Even though it has been 25 years since the passing of the Americans with Disabilities Act (ADA), employment remains a goal for many individuals with disabilities. There is evidence, however, of successes being achieved in the workplace. According to the recently released 2015 Kessler Foundation National Employment and Disability Survey, the majority of Americans with disabilities are striving to work and overcoming barriers to finding jobs and succeeding in the workplace.

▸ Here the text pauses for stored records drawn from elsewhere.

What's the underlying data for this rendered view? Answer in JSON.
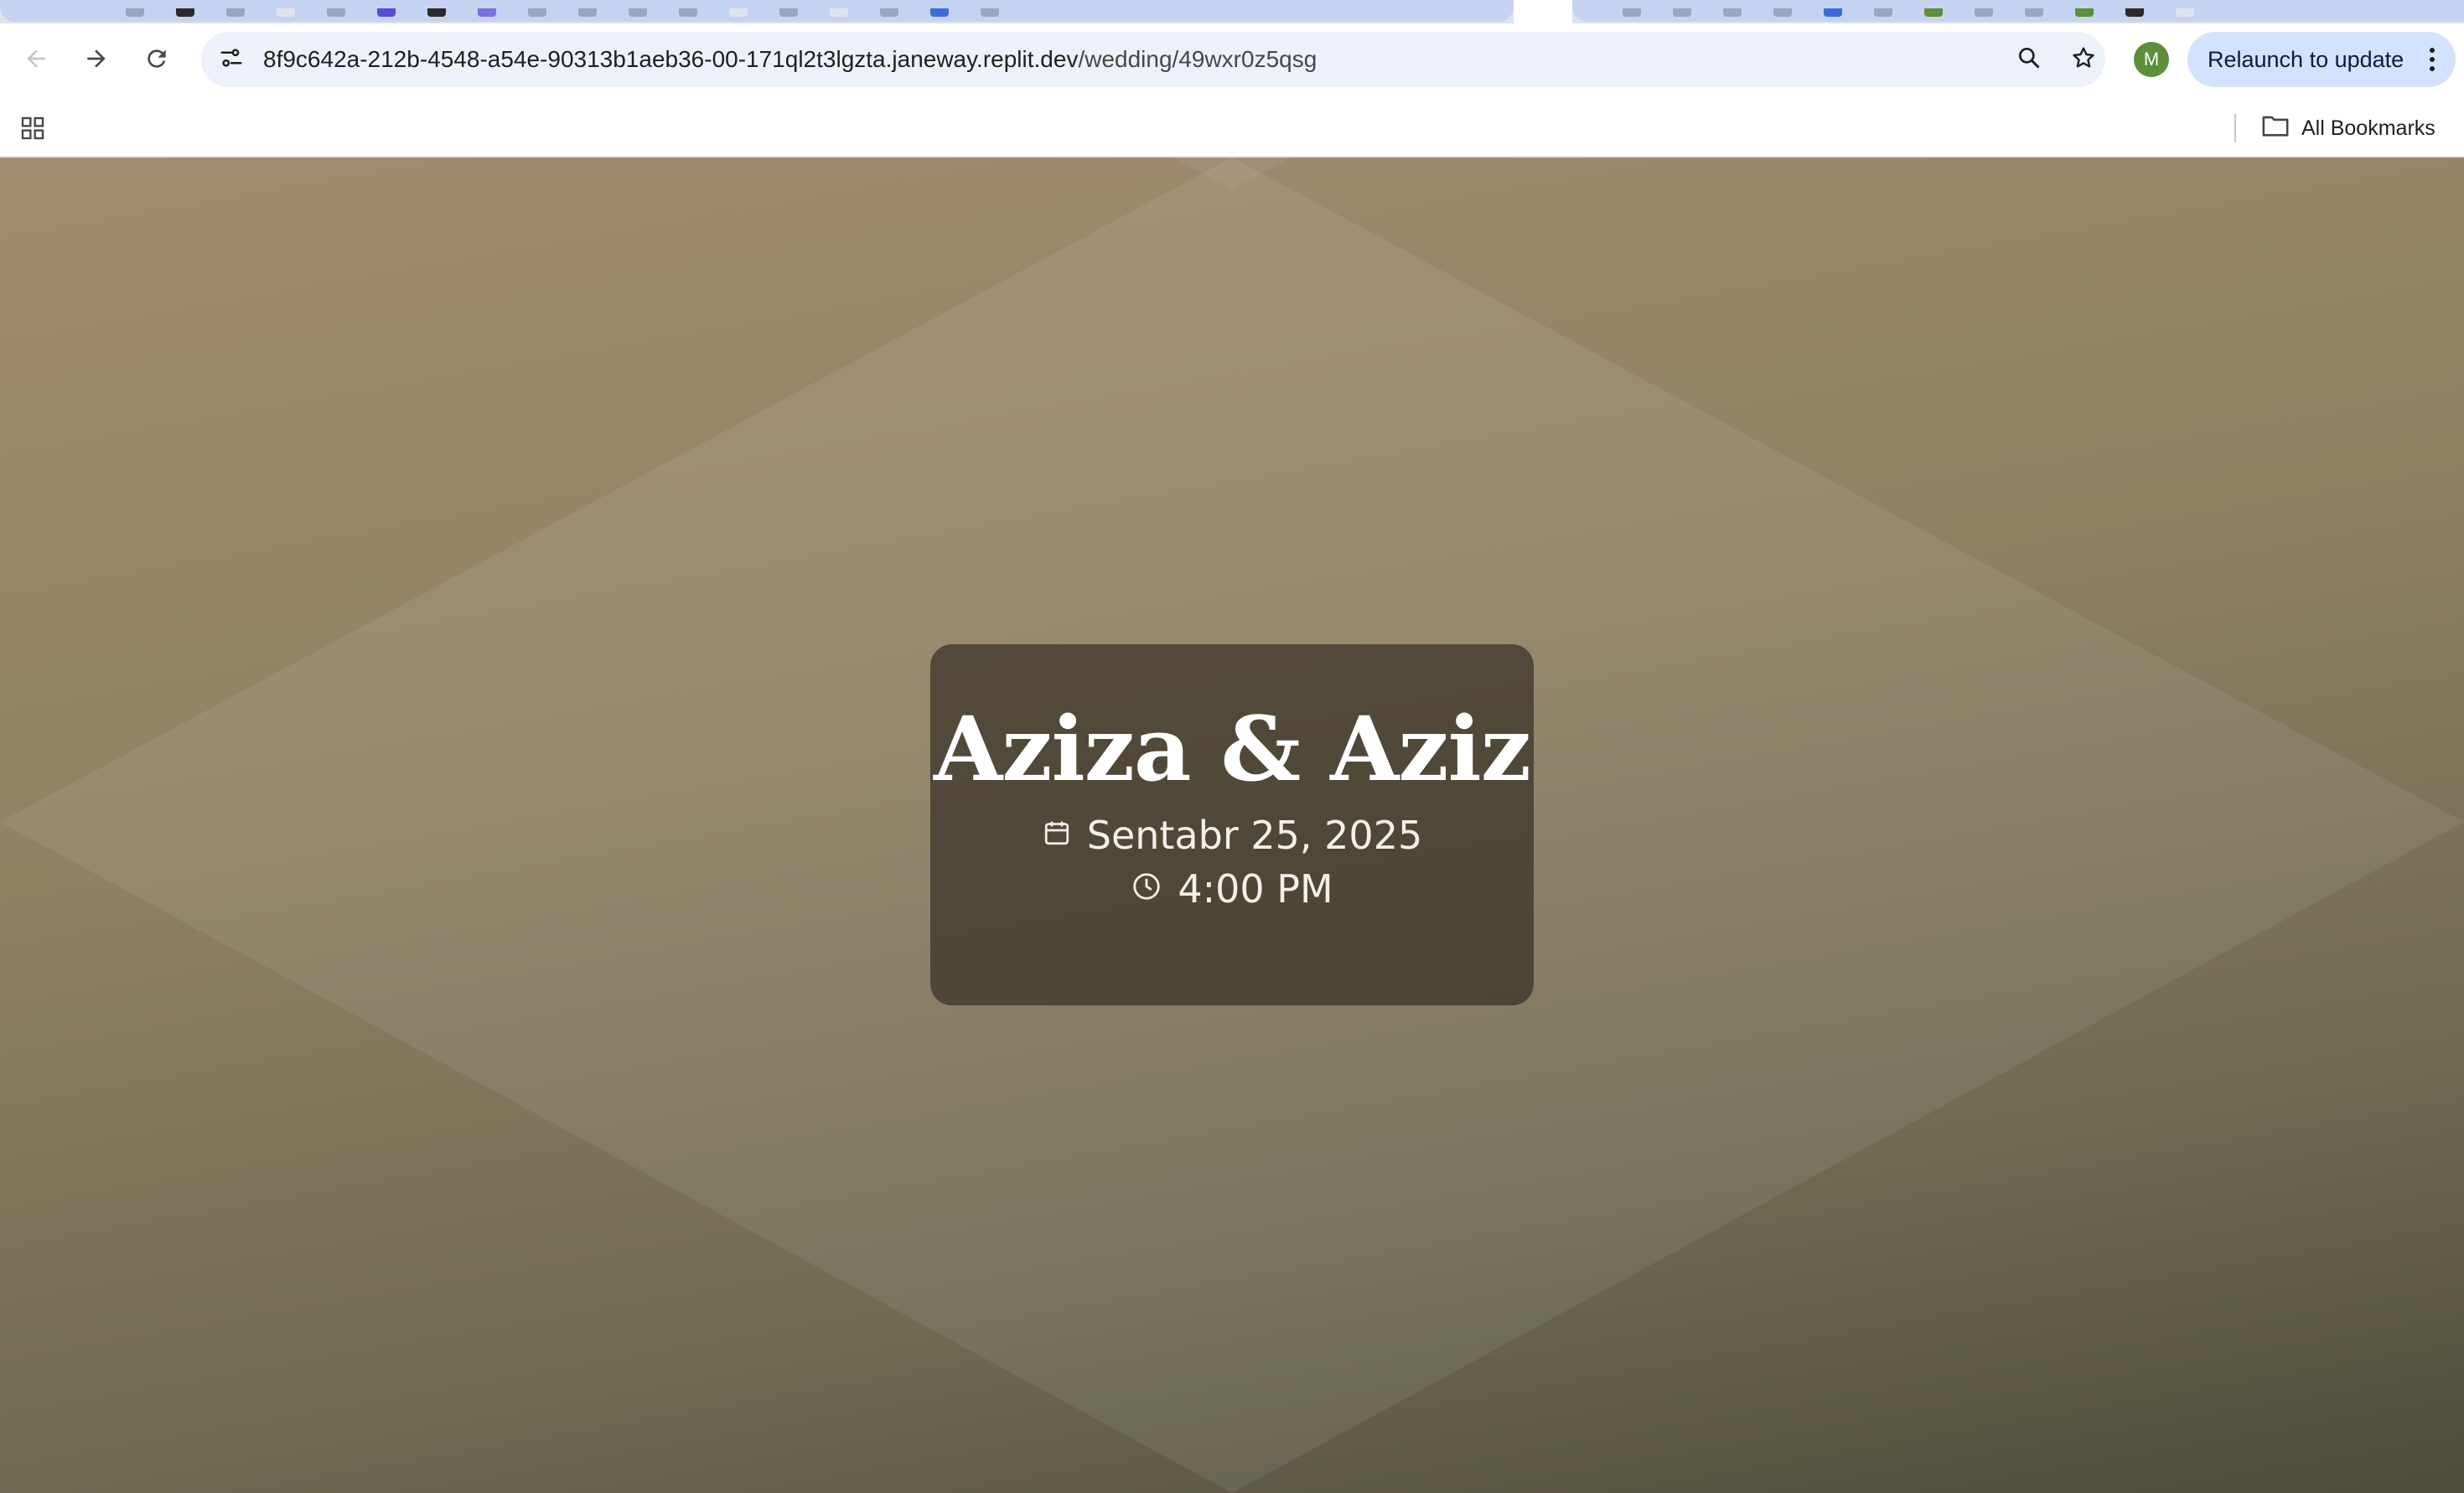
{
  "browser": {
    "url_host": "8f9c642a-212b-4548-a54e-90313b1aeb36-00-171ql2t3lgzta.janeway.replit.dev",
    "url_path": "/wedding/49wxr0z5qsg",
    "profile_initial": "M",
    "relaunch_label": "Relaunch to update",
    "all_bookmarks_label": "All Bookmarks",
    "icons": [
      "back-arrow-icon",
      "forward-arrow-icon",
      "reload-icon",
      "site-info-icon",
      "zoom-icon",
      "star-icon",
      "more-vert-icon",
      "apps-grid-icon",
      "folder-icon"
    ],
    "colors": {
      "tab_strip": "#dde3ea",
      "tab_group": "#c5d3f0",
      "omnibox": "#edf2fa",
      "relaunch_button": "#d3e3fd",
      "avatar": "#5b8f3a"
    }
  },
  "invitation": {
    "couple": "Aziza & Aziz",
    "date": "Sentabr 25, 2025",
    "time": "4:00 PM",
    "icons": [
      "calendar-icon",
      "clock-icon"
    ],
    "colors": {
      "background_top": "#a38b70",
      "background_bottom": "#4d4b3a",
      "card": "#373026"
    }
  }
}
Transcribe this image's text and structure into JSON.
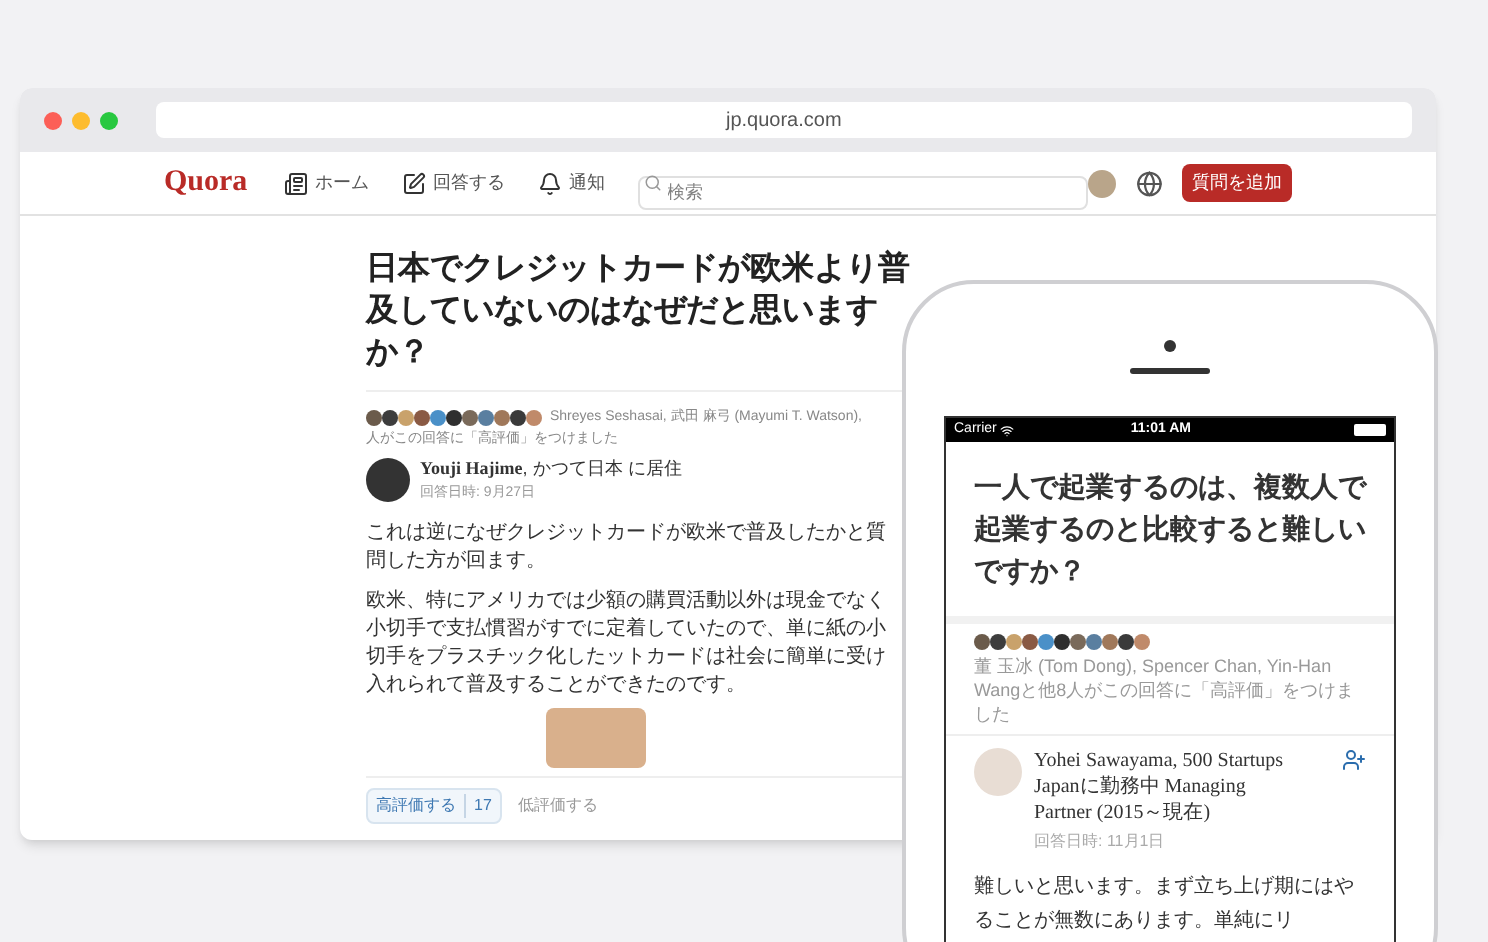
{
  "browser": {
    "url": "jp.quora.com"
  },
  "nav": {
    "logo": "Quora",
    "items": [
      {
        "kind": "home",
        "label": "ホーム"
      },
      {
        "kind": "answer",
        "label": "回答する"
      },
      {
        "kind": "notifications",
        "label": "通知"
      }
    ],
    "search": {
      "placeholder": "検索"
    },
    "add_button": "質問を追加"
  },
  "article": {
    "title": "日本でクレジットカードが欧米より普及していないのはなぜだと思いますか？",
    "upvoters": {
      "names": "Shreyes Seshasai, 武田 麻弓 (Mayumi T. Watson),",
      "suffix": "人がこの回答に「高評価」をつけました"
    },
    "author": {
      "name": "Youji Hajime",
      "credential": ", かつて日本 に居住",
      "date": "回答日時: 9月27日"
    },
    "paragraphs": [
      "これは逆になぜクレジットカードが欧米で普及したかと質問した方が回",
      "ます。",
      "欧米、特にアメリカでは少額の購買活動以外は現金でなく小切手で支払",
      "慣習がすでに定着していたので、単に紙の小切手をプラスチック化した",
      "ットカードは社会に簡単に受け入れられて普及することができたのです。"
    ],
    "upvote": {
      "label": "高評価する",
      "count": "17"
    },
    "downvote": "低評価する"
  },
  "phone": {
    "status": {
      "carrier": "Carrier",
      "time": "11:01 AM"
    },
    "title": "一人で起業するのは、複数人で起業するのと比較すると難しいですか？",
    "upvoters": {
      "text": "董 玉冰 (Tom Dong), Spencer Chan, Yin-Han Wangと他8人がこの回答に「高評価」をつけました"
    },
    "author": {
      "name": "Yohei Sawayama, 500 Startups Japanに勤務中 Managing Partner (2015～現在)",
      "date": "回答日時: 11月1日"
    },
    "body": "難しいと思います。まず立ち上げ期にはやることが無数にあります。単純にリ"
  }
}
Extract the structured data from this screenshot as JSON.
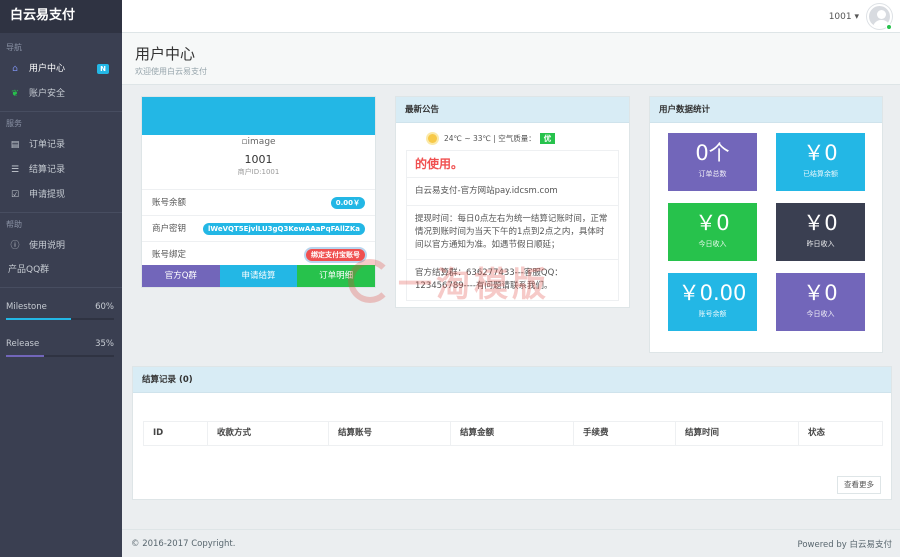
{
  "brand": "白云易支付",
  "sidebar": {
    "sections": [
      "导航",
      "服务",
      "帮助"
    ],
    "nav": [
      {
        "label": "用户中心",
        "icon": "home-icon",
        "badge": "N"
      },
      {
        "label": "账户安全",
        "icon": "leaf-icon"
      },
      {
        "label": "订单记录",
        "icon": "list-alt-icon"
      },
      {
        "label": "结算记录",
        "icon": "list-icon"
      },
      {
        "label": "申请提现",
        "icon": "check-square-icon"
      },
      {
        "label": "使用说明",
        "icon": "info-circle-icon"
      },
      {
        "label": "产品QQ群"
      }
    ],
    "progress": [
      {
        "label": "Milestone",
        "value": "60%",
        "fraction": 0.6
      },
      {
        "label": "Release",
        "value": "35%",
        "fraction": 0.35
      }
    ]
  },
  "header": {
    "user": "1001 ▾"
  },
  "page": {
    "title": "用户中心",
    "subtitle": "欢迎使用白云易支付"
  },
  "account": {
    "image_alt": "image",
    "name": "1001",
    "merchant_id": "商户ID:1001",
    "rows": [
      {
        "label": "账号余额",
        "value": "0.00￥"
      },
      {
        "label": "商户密钥",
        "value": "lWeVQT5EjvlLU3gQ3KewAAaPqFAllZKa"
      },
      {
        "label": "账号绑定",
        "value": "绑定支付宝账号"
      }
    ],
    "buttons": [
      "官方Q群",
      "申请结算",
      "订单明细"
    ]
  },
  "notice": {
    "title": "最新公告",
    "weather": "24℃ ~ 33℃ | 空气质量：",
    "air_quality": "优",
    "headline": "的使用。",
    "lines": [
      "白云易支付-官方网站pay.idcsm.com",
      "提现时间：每日0点左右为统一结算记账时间，正常情况到账时间为当天下午的1点到2点之内，具体时间以官方通知为准。如遇节假日顺延；",
      "官方结算群：636277433---客服QQ：123456789----有问题请联系我们。"
    ]
  },
  "stats": {
    "title": "用户数据统计",
    "tiles": [
      {
        "value": "0个",
        "label": "订单总数",
        "color": "#7266ba"
      },
      {
        "value": "￥0",
        "label": "已结算余额",
        "color": "#23b7e5"
      },
      {
        "value": "￥0",
        "label": "今日收入",
        "color": "#27c24c"
      },
      {
        "value": "￥0",
        "label": "昨日收入",
        "color": "#3a3f51"
      },
      {
        "value": "￥0.00",
        "label": "账号余额",
        "color": "#23b7e5"
      },
      {
        "value": "￥0",
        "label": "今日收入",
        "color": "#7266ba"
      }
    ]
  },
  "records": {
    "title": "结算记录 (0)",
    "columns": [
      "ID",
      "收款方式",
      "结算账号",
      "结算金额",
      "手续费",
      "结算时间",
      "状态"
    ],
    "more": "查看更多"
  },
  "watermark": "一淘模版",
  "footer": {
    "copyright": "© 2016-2017 Copyright.",
    "powered": "Powered by 白云易支付"
  }
}
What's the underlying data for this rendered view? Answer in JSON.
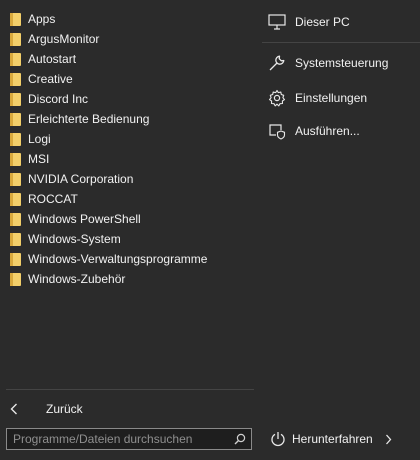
{
  "folders": [
    {
      "label": "Apps"
    },
    {
      "label": "ArgusMonitor"
    },
    {
      "label": "Autostart"
    },
    {
      "label": "Creative"
    },
    {
      "label": "Discord Inc"
    },
    {
      "label": "Erleichterte Bedienung"
    },
    {
      "label": "Logi"
    },
    {
      "label": "MSI"
    },
    {
      "label": "NVIDIA Corporation"
    },
    {
      "label": "ROCCAT"
    },
    {
      "label": "Windows PowerShell"
    },
    {
      "label": "Windows-System"
    },
    {
      "label": "Windows-Verwaltungsprogramme"
    },
    {
      "label": "Windows-Zubehör"
    }
  ],
  "back": {
    "label": "Zurück",
    "icon": "chevron-left-icon"
  },
  "search": {
    "placeholder": "Programme/Dateien durchsuchen",
    "value": "",
    "icon": "search-icon"
  },
  "right": {
    "pc": {
      "label": "Dieser PC",
      "icon": "computer-icon"
    },
    "control_panel": {
      "label": "Systemsteuerung",
      "icon": "wrench-icon"
    },
    "settings": {
      "label": "Einstellungen",
      "icon": "gear-icon"
    },
    "run": {
      "label": "Ausführen...",
      "icon": "run-shield-icon"
    }
  },
  "power": {
    "label": "Herunterfahren",
    "icon": "power-icon",
    "arrow_icon": "chevron-right-icon"
  },
  "colors": {
    "background": "#2b2b2b",
    "folder": "#f3cf6a",
    "text": "#f2f2f2"
  }
}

This rigorous, in-depth survey conducted by the University of New Hampshire, is the first nationally representative look at the workplace experiences of Americans with disabilities. The survey targeted 3,000 households in all 50 states that included at least one person between ages 18 to 64 with a disability or health condition. A primary difference between this survey and others is that it highlights the successes in finding and maintaining employment instead of focusing on barriers to employment and the disparities between people with and without disabilities.
The survey revealed that work is very important to many people with disabilities. They show this by actively preparing for employment, searching for work and/or overcoming barriers to work, working, and seeking additional hours. The survey found that Americans with disabilities who are employed work an average of 35.3 hours per week, with 60.7 percent of those working more than 40 hours per week.
Other findings show that Americans with disabilities are encountering – and overcoming − barriers in finding and maintaining employment. The top three barriers to finding work were lack of sufficient education or training, employers’ assumption that they couldn’t do the job and a lack of transportation. In the workplace, the top three barriers were getting less pay than others in a similar job, and the negative attitudes of supervisors and coworkers. A substantial percentage of employees reported overcoming these barriers.
Key results also indicated that 62.4% of individuals with disabilities had a strong tendency to rely on informal networks such as family and friends to assist with job search preparation, while 68.1% used this group to help look for jobs. A smaller percentage of individuals reported discouragement from a family member as a barrier. This barrier was the easiest to overcome by negotiating with family members on the importance of work.
As we celebrate the gains of ADA25, it is critical that we refocus the national discourse on the gains being achieved by people with disabilities. By emphasizing the majority that is “striving to work” and “successfully overcoming barriers,” we positively influence the future of employment for people with disabilities. This new perspective will influence the development of new priorities and programs of intervention that address the realities of the workplace experiences of people with disabilities.
We encourage you to read the report, learn more about its findings and gain insights into what strategies will work in increasing employment of people with disabilities in the workforce.